Children’s hospitals across Canada are seeing an unusual surge in sick children needing medical attention for a variety of viruses and experts fear the problem will become more severe as COVID-19 cases rise and influenza season begins.
Some hospitals are reporting an alarming rise in pediatric hospital admissions for respiratory syncytial virus (RSV), a common illness that can lead to severe outcomes in a small percentage of those infected.
“This is an early surge,” Chuck Hui, chief of infectious disease, immunology and allergy at CHEO, a major pediatric hospital and research centre in Ottawa, said in a press briefing on Wednesday. “We’re seeing a significant number, increased number of RSV cases and also significant increase in RSV hospitalizations.”
The most recent respiratory virus report from the Public Health Agency of Canada confirms that RSV rates this year are above expected levels.
So far this month, CHEO has admitted 10 times the average number of patients for RSV it was seeing before the pandemic. The surge is adding to serious capacity problems, fuelling concern about how it and other health facilities will be able to meet the needs of pediatric patients this cold and flu season.
CHEO was operating at 134-per-cent capacity for inpatients as of Tuesday while the intensive care unit was at 129 per cent. The emergency department had 254 visits on Tuesday, despite the fact it was designed to see 150 patients a day.
“We are dealing now here at CHEO and at children’s hospitals across the country with an unprecedented surge in demand,” Alex Munter, president and CEO of CHEO, said during the briefing. “CHEO nor any of our organizations were built for this kind of demand.”
The period from May to September has been the busiest in CHEO’s nearly 50-year history, Mr. Munter said.
He said a lack of beds and staff has forced the hospital to cancel a handful of planned operations in recent days, including heart, brain and spine surgery.

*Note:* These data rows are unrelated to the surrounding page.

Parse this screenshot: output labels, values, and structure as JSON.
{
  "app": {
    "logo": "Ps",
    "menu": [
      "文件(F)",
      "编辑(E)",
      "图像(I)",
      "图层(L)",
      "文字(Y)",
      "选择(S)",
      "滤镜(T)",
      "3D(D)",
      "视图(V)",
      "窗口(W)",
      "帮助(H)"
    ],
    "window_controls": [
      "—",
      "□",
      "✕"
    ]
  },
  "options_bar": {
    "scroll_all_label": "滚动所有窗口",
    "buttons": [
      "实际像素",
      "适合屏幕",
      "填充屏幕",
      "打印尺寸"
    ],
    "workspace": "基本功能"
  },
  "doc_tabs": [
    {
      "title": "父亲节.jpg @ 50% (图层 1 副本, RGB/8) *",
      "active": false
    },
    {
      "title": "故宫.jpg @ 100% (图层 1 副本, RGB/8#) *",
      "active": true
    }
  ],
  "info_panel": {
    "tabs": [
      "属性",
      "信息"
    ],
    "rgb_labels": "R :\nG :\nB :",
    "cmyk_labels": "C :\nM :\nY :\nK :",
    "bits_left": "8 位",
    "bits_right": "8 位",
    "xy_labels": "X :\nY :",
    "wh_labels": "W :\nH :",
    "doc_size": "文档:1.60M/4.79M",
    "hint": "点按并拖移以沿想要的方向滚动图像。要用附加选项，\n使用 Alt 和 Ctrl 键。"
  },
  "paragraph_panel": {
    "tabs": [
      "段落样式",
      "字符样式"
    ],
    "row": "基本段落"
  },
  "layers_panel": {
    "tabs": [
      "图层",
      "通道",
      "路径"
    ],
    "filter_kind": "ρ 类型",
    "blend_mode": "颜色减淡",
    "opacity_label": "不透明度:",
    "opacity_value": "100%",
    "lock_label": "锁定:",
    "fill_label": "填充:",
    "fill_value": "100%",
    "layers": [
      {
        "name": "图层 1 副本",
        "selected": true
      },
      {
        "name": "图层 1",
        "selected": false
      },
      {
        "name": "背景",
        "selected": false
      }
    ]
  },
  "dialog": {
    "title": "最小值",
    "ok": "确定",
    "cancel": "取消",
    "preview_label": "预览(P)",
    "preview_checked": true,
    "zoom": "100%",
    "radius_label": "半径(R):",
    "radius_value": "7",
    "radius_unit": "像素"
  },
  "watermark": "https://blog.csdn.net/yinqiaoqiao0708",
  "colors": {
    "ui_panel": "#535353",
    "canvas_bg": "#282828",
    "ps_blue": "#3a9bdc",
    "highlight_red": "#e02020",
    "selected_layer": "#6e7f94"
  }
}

Postponed and cancelled surgeries are a major problem at pediatric facilities across Canada, with more than half of children and adolescents waiting beyond the recommended window for surgical procedures.
At McMaster Children’s Hospital in Hamilton, fewer than 10 children have RSV, but the emergency department is seeing “an unusually high seasonal surge in viral illnesses,” president Bruce Squires said in a statement.
Hospital officials are concerned about capacity in the months ahead and worry that the extreme pressure on health care staff “will not be sustainable if we see a major spike in illness,” Mr. Squires said in the statement.
Joan Robinson, a pediatric infectious disease physician at the Stollery Children’s Hospital in Edmonton, said all of these trends could make for a very challenging fall and winter.
“If we get flu, RSV and COVID admissions all at the same time, we could end up with really busy emergency departments and maybe not as much pediatric beds,” Dr. Robinson said.
According to CHEO, the increase in hospital admissions from RSV is likely because a cohort of children who had not previously had much exposure is now being introduced to this (and other viruses) all at once. And higher viral loads tend to lead to more severe cases. Since so many are infected, it could increase the chance that a child catches it from a few others, exposing them to a higher viral load.
Dr. Robinson said most parents don’t need to be overly alarmed about RSV this season. It’s a common virus that tends to infect all children by the time they turn 2. The most severe outcomes are typically seen in a small number of children during their first encounter with the virus, she said. About 70 per cent of children under age 2 will have cold-like symptoms when infected with RSV, but about 30 per cent will develop bronchiolitis. Of those, about 1 or 2 per cent will require hospital admission, Dr. Robinson said.
Melissa Langevin, associate medical director of emergency medicine at CHEO, said there are some key signs parents and caregivers need to watch for and seek medical attention if they appear:
- pauses in breathing and/or fever in a child under 2 months
- signs of difficulty breathing, including pulling in at the ribcage or neck.
- a significant reduction in fluid intake
- unusual sleepiness in a child without a fever
Parents should use nasal aspirators or “snot suckers” in children under 6 months to clear their noses and help them breathe, Dr. Langevin said. RSV tends to last for about a week and peaks on days four and five, she said, and is often accompanied by a cough. Children under age 6 should not take over-the-counter cough and cold medicine.